§ **ACTIVITY**: From top to bottom, reproduce the listing without a single change.

--------

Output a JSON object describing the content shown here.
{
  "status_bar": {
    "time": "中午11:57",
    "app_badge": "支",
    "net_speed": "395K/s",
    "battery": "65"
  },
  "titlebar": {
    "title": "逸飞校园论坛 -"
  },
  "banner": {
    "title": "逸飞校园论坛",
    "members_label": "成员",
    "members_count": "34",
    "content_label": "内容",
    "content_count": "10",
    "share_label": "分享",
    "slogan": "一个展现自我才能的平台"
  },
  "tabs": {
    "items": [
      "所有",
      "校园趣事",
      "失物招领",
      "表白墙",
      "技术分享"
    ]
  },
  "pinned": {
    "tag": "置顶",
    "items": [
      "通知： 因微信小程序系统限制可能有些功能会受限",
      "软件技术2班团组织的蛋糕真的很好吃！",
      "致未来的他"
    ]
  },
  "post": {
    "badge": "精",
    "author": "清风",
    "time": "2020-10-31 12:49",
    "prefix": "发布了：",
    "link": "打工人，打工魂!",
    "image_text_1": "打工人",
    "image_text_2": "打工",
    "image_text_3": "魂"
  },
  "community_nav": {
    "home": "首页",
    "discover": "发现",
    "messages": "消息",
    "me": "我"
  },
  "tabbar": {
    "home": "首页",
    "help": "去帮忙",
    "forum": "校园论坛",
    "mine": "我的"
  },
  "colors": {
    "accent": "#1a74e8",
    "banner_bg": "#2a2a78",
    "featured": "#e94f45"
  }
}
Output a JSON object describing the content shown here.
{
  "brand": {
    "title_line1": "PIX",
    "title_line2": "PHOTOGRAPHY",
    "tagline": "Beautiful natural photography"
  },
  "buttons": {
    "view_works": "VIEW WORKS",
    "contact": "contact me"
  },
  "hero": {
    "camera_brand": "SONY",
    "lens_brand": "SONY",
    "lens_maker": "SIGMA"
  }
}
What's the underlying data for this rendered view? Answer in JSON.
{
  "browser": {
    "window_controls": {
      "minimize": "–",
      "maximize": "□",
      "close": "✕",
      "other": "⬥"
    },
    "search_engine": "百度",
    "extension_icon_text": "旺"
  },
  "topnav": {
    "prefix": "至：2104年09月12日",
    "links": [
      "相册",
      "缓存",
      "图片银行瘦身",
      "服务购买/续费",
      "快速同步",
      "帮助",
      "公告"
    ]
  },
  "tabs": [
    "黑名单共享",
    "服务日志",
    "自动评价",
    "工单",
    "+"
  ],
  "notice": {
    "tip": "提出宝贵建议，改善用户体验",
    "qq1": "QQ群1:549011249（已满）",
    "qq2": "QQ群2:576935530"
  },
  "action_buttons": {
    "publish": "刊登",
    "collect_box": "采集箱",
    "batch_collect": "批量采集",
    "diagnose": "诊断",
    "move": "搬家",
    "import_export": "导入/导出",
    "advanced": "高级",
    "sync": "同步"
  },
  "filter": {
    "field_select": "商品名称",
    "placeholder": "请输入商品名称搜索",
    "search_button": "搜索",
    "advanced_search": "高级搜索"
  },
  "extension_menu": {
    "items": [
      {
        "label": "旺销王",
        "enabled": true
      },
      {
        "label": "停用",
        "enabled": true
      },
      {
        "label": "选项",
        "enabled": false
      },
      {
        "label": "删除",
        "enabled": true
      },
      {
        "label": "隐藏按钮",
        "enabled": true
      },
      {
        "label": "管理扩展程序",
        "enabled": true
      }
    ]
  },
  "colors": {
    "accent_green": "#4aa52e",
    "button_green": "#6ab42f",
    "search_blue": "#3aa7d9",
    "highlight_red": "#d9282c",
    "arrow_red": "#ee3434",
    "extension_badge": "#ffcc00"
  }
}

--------

§ **TASK RESULT**:
Output a JSON object describing the content shown here.
{
  "status_bar": {
    "time": "中午11:57",
    "app_badge": "支",
    "net_speed": "395K/s",
    "battery": "65"
  },
  "titlebar": {
    "title": "逸飞校园论坛 -"
  },
  "banner": {
    "title": "逸飞校园论坛",
    "members_label": "成员",
    "members_count": "34",
    "content_label": "内容",
    "content_count": "10",
    "share_label": "分享",
    "slogan": "一个展现自我才能的平台"
  },
  "tabs": {
    "items": [
      "所有",
      "校园趣事",
      "失物招领",
      "表白墙",
      "技术分享"
    ]
  },
  "pinned": {
    "tag": "置顶",
    "items": [
      "通知： 因微信小程序系统限制可能有些功能会受限",
      "软件技术2班团组织的蛋糕真的很好吃！",
      "致未来的他"
    ]
  },
  "post": {
    "badge": "精",
    "author": "清风",
    "time": "2020-10-31 12:49",
    "prefix": "发布了：",
    "link": "打工人，打工魂!",
    "image_text_1": "打工人",
    "image_text_2": "打工",
    "image_text_3": "魂"
  },
  "community_nav": {
    "home": "首页",
    "discover": "发现",
    "messages": "消息",
    "me": "我"
  },
  "tabbar": {
    "home": "首页",
    "help": "去帮忙",
    "forum": "校园论坛",
    "mine": "我的"
  },
  "colors": {
    "accent": "#1a74e8",
    "banner_bg": "#2a2a78",
    "featured": "#e94f45"
  }
}
Output a JSON object describing the content shown here.
{
  "brand": {
    "title_line1": "PIX",
    "title_line2": "PHOTOGRAPHY",
    "tagline": "Beautiful natural photography"
  },
  "buttons": {
    "view_works": "VIEW WORKS",
    "contact": "contact me"
  },
  "hero": {
    "camera_brand": "SONY",
    "lens_brand": "SONY",
    "lens_maker": "SIGMA"
  }
}
What's the underlying data for this rendered view? Answer in JSON.
{
  "browser": {
    "window_controls": {
      "minimize": "–",
      "maximize": "□",
      "close": "✕",
      "other": "⬥"
    },
    "search_engine": "百度",
    "extension_icon_text": "旺"
  },
  "topnav": {
    "prefix": "至：2104年09月12日",
    "links": [
      "相册",
      "缓存",
      "图片银行瘦身",
      "服务购买/续费",
      "快速同步",
      "帮助",
      "公告"
    ]
  },
  "tabs": [
    "黑名单共享",
    "服务日志",
    "自动评价",
    "工单",
    "+"
  ],
  "notice": {
    "tip": "提出宝贵建议，改善用户体验",
    "qq1": "QQ群1:549011249（已满）",
    "qq2": "QQ群2:576935530"
  },
  "action_buttons": {
    "publish": "刊登",
    "collect_box": "采集箱",
    "batch_collect": "批量采集",
    "diagnose": "诊断",
    "move": "搬家",
    "import_export": "导入/导出",
    "advanced": "高级",
    "sync": "同步"
  },
  "filter": {
    "field_select": "商品名称",
    "placeholder": "请输入商品名称搜索",
    "search_button": "搜索",
    "advanced_search": "高级搜索"
  },
  "extension_menu": {
    "items": [
      {
        "label": "旺销王",
        "enabled": true
      },
      {
        "label": "停用",
        "enabled": true
      },
      {
        "label": "选项",
        "enabled": false
      },
      {
        "label": "删除",
        "enabled": true
      },
      {
        "label": "隐藏按钮",
        "enabled": true
      },
      {
        "label": "管理扩展程序",
        "enabled": true
      }
    ]
  },
  "colors": {
    "accent_green": "#4aa52e",
    "button_green": "#6ab42f",
    "search_blue": "#3aa7d9",
    "highlight_red": "#d9282c",
    "arrow_red": "#ee3434",
    "extension_badge": "#ffcc00"
  }
}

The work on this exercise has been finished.